            "If the homes in the surrounding properties are older or mobile homes," Shearlock said, "there's a good chance that a Habitat home will be worth more."



 



Reduction of Taxes:



            Proponents of the petition say tax revenues are reduced as a result of building smaller homes, because the homes will fall under a zero tax base.



            "It's a common misconception about the value of Habitat homes," Shearlock said. "They are sold to families and financed for zero mortgage. They pay property taxes just like everyone else in the county."



            Last year, Habitat homeowners paid $68,977 in taxes, according to Shearlock. Habitat acts as the mortgage lender, and holds funds in escrow, and pays the taxes outright. She continued, suggesting tax revenue would increase the tax base by splitting the property into four parcels. The average Habitat owner pays $400 in property taxes a year.



            The standard home exemption is $25,000 on homes up to $50,000, according to the property appraiser's office. It increased by another $25,000 four-to-six years ago for a home assessed value between $50,000 and $75,000, but only exempts non-school taxes. 



           



Job Creation:



            Supporters of the petition say that the non-profit is siphoning jobs and dollars from the local community with their business model. The homes are built with volunteer labor, a lot of it the homeowner themselves as part of the effort, and grant money is utilized.



            Motes, a general contractor of 35 years, says they organization is driving up the price of lots and using donated materials. He said he creates an average of four to six jobs per home he builds. He says he has worked on HUD homes, government contracts and projects for the school board in the past.



            "Unfortunately, they're not contributing to our lots," Motes said. "They buy all these properties that have a profound effect on our builders."



            He said they have bought property all over the county with federal grant money.



            "They're the largest builder in Northwest Florida," he said. "Other people can't pay the price for their agendas or whatever."



 



Habitat for Humanity says



            Shearlock agrees it might be possible they are the largest, new-home builders in the county, overtaking D.R. Horton.
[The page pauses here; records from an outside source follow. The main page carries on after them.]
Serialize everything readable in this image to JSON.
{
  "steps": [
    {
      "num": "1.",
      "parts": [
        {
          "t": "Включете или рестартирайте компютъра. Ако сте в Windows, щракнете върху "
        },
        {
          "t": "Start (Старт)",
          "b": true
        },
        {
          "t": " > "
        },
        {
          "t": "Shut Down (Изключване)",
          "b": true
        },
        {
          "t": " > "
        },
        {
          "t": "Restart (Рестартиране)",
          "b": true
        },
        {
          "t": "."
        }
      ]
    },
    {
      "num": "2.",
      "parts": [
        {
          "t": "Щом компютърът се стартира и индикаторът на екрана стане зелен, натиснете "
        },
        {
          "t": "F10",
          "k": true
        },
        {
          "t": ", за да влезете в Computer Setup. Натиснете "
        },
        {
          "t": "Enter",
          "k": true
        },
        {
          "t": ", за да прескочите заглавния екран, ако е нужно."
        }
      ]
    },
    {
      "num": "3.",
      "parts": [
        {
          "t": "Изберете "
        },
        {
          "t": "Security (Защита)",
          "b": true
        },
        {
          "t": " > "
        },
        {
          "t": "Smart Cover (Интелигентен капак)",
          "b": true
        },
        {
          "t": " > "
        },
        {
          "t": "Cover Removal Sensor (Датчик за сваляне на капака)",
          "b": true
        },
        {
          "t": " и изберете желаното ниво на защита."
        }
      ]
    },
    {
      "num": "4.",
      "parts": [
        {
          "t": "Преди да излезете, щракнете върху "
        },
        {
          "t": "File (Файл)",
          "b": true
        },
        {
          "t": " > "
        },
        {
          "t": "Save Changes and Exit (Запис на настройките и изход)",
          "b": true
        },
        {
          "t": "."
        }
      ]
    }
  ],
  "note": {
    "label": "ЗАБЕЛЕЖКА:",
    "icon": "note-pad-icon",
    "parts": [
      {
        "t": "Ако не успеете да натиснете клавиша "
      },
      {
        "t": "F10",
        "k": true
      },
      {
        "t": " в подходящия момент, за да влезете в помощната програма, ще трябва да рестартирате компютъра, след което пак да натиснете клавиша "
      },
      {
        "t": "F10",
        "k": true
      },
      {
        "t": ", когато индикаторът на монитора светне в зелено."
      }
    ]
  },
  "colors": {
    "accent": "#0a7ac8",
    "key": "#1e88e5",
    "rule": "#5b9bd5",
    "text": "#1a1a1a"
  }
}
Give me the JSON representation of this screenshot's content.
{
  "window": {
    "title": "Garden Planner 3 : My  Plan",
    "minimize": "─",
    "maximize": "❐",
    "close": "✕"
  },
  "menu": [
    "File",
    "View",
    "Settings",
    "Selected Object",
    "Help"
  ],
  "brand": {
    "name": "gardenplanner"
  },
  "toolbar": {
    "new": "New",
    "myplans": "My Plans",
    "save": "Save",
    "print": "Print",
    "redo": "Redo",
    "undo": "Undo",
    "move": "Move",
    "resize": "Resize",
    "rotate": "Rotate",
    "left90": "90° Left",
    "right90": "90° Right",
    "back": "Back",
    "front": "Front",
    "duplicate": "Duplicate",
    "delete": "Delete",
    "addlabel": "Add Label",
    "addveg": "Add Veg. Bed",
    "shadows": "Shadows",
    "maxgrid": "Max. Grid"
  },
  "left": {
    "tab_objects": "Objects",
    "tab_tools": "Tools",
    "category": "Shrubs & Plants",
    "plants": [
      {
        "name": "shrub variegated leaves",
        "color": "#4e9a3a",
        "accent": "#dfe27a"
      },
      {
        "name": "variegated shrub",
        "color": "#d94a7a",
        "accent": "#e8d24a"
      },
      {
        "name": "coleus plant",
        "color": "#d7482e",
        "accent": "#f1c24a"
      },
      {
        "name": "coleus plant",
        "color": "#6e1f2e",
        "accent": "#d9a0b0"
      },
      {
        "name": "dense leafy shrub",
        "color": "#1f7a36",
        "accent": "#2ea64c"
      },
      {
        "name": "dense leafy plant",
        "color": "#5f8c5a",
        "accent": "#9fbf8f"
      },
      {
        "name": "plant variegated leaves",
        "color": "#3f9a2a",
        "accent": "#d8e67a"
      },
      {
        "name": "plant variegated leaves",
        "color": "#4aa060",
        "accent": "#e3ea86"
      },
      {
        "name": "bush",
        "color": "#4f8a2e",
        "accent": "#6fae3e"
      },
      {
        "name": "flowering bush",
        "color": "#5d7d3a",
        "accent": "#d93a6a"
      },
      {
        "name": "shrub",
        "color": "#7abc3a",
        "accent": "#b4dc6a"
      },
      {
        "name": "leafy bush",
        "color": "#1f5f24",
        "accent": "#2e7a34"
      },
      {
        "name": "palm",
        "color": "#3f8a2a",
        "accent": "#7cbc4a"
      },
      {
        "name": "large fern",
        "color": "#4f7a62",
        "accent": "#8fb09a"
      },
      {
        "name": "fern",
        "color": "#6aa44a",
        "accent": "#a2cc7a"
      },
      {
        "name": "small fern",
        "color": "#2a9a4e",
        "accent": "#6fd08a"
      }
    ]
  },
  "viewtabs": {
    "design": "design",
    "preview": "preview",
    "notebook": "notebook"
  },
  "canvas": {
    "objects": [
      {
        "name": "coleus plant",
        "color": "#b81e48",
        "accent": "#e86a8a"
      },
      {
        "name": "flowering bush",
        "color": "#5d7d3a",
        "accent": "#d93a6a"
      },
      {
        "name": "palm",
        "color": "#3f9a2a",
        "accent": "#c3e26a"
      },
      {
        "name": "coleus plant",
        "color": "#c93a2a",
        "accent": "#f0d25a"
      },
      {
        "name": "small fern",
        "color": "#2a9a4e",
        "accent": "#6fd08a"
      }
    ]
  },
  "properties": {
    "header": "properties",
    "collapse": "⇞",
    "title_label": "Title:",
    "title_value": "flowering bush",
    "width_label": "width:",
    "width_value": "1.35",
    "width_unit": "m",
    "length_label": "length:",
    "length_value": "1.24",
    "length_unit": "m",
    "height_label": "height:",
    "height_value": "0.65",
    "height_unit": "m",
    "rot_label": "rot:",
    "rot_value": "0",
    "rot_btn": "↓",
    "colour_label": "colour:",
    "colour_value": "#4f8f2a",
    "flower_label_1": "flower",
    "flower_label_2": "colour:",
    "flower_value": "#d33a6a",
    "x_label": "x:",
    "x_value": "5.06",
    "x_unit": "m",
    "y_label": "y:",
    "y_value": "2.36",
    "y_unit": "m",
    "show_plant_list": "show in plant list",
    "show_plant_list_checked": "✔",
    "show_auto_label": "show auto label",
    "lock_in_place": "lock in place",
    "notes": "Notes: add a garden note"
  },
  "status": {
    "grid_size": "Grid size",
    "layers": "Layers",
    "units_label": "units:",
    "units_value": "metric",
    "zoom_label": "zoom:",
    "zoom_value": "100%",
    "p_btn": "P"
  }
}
In 2012, Habitat built 212 homes in Escambia and Santa Rosa Counties combined. They were wrapping up with NSP2 funds.



            "It was new money brought to the community," Shearlock said. "We were building at a very fast pace."



            But the non-profit disagreed with the notion jobs were being lost due to volunteer labor and donated materials.



            "While a portion of out homes are built by volunteers, over half of the labor is subcontracted," Shearlock said. "A majority of the work is paid for with local subcontractors."



            She said volunteers do the rough framing, landscaping and painting. The company pays subcontractors to handle the plumbing, electrical, lay the foundation and finish the roof.



            New home construction will slow dramatically after the grant is finished, according to Shearlock. And they expect to return to regular levels of construction. Moving forward, they expect to build around 50 homes in the two-county area.



 



Crime:
            The petition stated concerns from members of the community about the "element of crime that is associated with low-income housing."



            Motes speculated crime would rise as a result of construction of the Habitat homes. He stated there was a lack of respect associated with the homes.



            "Most of these people go through life without any achievement," he said. "Idle hands have a tendency to get you in trouble."



            "It's just a misconception that people have with affordable housing," Shearlock said. "They go through a strict selection process. They go through a criminal check, a credit check and take courses on how to care for their home."



            Shearlock said they build homes for hardworking families and for those who are working to improve the community.